▶ [Exercise]: Find and copy each line of the data that includes "Iranian".

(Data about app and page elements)
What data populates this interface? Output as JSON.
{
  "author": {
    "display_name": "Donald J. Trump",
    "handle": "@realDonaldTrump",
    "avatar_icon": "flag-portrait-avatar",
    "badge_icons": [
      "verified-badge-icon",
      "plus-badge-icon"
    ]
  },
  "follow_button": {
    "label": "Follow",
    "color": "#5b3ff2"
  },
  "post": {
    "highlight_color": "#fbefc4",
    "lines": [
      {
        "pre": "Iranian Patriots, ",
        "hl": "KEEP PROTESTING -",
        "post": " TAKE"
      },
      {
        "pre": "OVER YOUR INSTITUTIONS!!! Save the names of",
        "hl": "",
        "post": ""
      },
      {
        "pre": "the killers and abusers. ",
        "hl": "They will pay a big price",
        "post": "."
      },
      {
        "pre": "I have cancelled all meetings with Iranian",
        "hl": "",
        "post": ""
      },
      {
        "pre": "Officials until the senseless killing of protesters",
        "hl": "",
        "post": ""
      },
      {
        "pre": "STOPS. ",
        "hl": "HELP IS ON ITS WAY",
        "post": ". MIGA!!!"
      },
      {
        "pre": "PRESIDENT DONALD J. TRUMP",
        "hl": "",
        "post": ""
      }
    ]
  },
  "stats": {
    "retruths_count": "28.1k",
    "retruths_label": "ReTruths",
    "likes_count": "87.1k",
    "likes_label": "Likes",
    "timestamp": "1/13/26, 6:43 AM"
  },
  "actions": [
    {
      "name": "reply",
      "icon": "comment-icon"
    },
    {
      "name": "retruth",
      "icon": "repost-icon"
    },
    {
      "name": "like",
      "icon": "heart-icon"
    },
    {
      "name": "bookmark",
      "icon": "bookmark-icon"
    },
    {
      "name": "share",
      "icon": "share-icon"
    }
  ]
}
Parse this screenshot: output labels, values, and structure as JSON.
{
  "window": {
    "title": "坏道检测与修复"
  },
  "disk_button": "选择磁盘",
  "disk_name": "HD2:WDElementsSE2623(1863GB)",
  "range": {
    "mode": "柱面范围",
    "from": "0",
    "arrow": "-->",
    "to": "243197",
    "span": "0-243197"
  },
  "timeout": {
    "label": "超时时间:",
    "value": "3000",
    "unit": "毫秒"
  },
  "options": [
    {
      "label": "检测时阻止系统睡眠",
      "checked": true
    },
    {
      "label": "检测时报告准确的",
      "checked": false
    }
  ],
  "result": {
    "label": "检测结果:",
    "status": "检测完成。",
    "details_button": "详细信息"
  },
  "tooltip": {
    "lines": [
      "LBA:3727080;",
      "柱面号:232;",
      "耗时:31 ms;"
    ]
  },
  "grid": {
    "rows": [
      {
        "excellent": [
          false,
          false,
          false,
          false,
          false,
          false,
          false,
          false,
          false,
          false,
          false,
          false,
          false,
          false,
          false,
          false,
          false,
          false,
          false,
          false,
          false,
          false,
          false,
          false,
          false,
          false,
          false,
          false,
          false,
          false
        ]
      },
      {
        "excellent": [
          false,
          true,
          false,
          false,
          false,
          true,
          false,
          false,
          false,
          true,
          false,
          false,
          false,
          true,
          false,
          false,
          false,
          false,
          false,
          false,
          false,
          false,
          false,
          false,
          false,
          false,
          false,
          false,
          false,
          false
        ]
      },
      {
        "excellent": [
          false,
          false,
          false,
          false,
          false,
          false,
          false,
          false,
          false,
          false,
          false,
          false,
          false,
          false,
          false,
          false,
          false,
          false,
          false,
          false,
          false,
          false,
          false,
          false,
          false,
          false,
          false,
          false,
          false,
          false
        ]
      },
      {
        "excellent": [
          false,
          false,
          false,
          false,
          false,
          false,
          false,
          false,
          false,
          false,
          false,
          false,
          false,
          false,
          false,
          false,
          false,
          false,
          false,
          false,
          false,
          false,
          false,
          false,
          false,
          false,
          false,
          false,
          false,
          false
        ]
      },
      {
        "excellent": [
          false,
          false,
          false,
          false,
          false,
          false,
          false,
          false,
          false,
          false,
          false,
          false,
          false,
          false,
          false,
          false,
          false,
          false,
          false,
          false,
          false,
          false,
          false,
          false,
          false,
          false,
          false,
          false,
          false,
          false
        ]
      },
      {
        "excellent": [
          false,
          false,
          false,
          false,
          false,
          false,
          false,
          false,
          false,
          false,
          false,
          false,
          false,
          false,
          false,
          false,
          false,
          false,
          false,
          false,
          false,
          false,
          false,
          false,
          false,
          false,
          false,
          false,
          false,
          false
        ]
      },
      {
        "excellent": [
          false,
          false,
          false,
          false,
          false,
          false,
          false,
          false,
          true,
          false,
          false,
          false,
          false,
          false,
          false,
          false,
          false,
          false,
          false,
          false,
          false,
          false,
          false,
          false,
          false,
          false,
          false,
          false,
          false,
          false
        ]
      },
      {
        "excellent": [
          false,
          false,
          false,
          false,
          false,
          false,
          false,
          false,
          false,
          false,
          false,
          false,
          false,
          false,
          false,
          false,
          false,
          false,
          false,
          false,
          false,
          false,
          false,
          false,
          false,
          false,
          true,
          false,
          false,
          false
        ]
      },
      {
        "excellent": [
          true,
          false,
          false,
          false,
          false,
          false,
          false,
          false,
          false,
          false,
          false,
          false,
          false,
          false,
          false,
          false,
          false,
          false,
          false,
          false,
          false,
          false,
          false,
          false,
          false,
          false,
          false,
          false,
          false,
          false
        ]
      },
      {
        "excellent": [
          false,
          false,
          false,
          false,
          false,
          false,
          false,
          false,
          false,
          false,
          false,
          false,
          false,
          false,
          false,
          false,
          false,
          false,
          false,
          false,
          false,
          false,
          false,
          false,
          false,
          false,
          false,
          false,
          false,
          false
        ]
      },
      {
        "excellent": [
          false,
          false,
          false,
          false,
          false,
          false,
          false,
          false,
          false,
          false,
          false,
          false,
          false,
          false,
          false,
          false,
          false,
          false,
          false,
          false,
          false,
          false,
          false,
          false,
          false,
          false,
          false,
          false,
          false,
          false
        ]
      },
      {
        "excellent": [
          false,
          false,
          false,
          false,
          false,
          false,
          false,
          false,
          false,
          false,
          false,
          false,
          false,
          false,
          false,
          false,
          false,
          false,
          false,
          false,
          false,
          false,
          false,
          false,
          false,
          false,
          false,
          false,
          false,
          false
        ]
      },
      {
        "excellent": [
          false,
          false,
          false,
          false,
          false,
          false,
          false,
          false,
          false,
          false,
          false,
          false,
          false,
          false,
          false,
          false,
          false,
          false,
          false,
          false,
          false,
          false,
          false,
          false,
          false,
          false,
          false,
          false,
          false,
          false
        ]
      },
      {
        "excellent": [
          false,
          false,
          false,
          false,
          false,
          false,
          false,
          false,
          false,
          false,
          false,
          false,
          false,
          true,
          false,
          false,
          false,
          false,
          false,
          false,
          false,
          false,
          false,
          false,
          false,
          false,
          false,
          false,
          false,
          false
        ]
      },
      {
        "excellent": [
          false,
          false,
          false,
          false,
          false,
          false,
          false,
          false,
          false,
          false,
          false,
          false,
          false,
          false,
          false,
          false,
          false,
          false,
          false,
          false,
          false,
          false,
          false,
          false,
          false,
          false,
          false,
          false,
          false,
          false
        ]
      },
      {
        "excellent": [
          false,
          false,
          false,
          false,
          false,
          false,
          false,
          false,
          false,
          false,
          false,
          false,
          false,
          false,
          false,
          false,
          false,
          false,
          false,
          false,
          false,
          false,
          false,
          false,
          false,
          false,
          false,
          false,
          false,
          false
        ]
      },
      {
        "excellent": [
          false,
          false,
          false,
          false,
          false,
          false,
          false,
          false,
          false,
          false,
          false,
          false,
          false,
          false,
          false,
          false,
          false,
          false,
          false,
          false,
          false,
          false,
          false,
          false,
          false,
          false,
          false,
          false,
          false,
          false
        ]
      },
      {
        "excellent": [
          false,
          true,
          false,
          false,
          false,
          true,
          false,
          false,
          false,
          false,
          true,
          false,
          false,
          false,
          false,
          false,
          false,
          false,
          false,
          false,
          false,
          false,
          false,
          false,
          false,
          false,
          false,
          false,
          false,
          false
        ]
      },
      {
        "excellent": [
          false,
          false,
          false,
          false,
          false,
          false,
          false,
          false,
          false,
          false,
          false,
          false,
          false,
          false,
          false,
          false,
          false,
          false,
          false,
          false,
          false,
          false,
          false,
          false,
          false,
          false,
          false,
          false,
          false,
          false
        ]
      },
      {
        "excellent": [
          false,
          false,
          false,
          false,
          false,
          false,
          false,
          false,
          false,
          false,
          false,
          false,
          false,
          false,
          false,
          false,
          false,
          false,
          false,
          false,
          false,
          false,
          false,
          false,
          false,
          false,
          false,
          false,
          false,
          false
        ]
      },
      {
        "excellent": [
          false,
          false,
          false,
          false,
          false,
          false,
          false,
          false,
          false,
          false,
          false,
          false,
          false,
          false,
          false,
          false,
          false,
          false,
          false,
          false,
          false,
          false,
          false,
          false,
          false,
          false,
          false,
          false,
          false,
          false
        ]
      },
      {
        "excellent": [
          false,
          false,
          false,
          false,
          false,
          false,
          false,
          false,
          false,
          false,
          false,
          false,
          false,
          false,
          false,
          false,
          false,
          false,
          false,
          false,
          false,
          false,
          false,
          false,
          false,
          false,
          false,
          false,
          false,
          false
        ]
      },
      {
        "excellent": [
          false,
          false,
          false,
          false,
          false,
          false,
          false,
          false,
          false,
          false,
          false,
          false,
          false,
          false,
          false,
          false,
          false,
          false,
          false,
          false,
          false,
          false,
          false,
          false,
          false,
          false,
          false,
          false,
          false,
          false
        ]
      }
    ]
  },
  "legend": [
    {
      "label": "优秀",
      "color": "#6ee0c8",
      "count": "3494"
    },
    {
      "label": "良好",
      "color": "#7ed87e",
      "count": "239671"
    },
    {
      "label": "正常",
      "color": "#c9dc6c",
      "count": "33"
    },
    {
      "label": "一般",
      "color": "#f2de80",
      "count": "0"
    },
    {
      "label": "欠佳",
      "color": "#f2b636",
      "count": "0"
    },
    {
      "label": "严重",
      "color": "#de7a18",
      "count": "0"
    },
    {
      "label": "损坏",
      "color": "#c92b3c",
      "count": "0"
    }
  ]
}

▶ [Solution]:
        "pre": "Iranian Patriots, ",
        "pre": "I have cancelled all meetings with Iranian",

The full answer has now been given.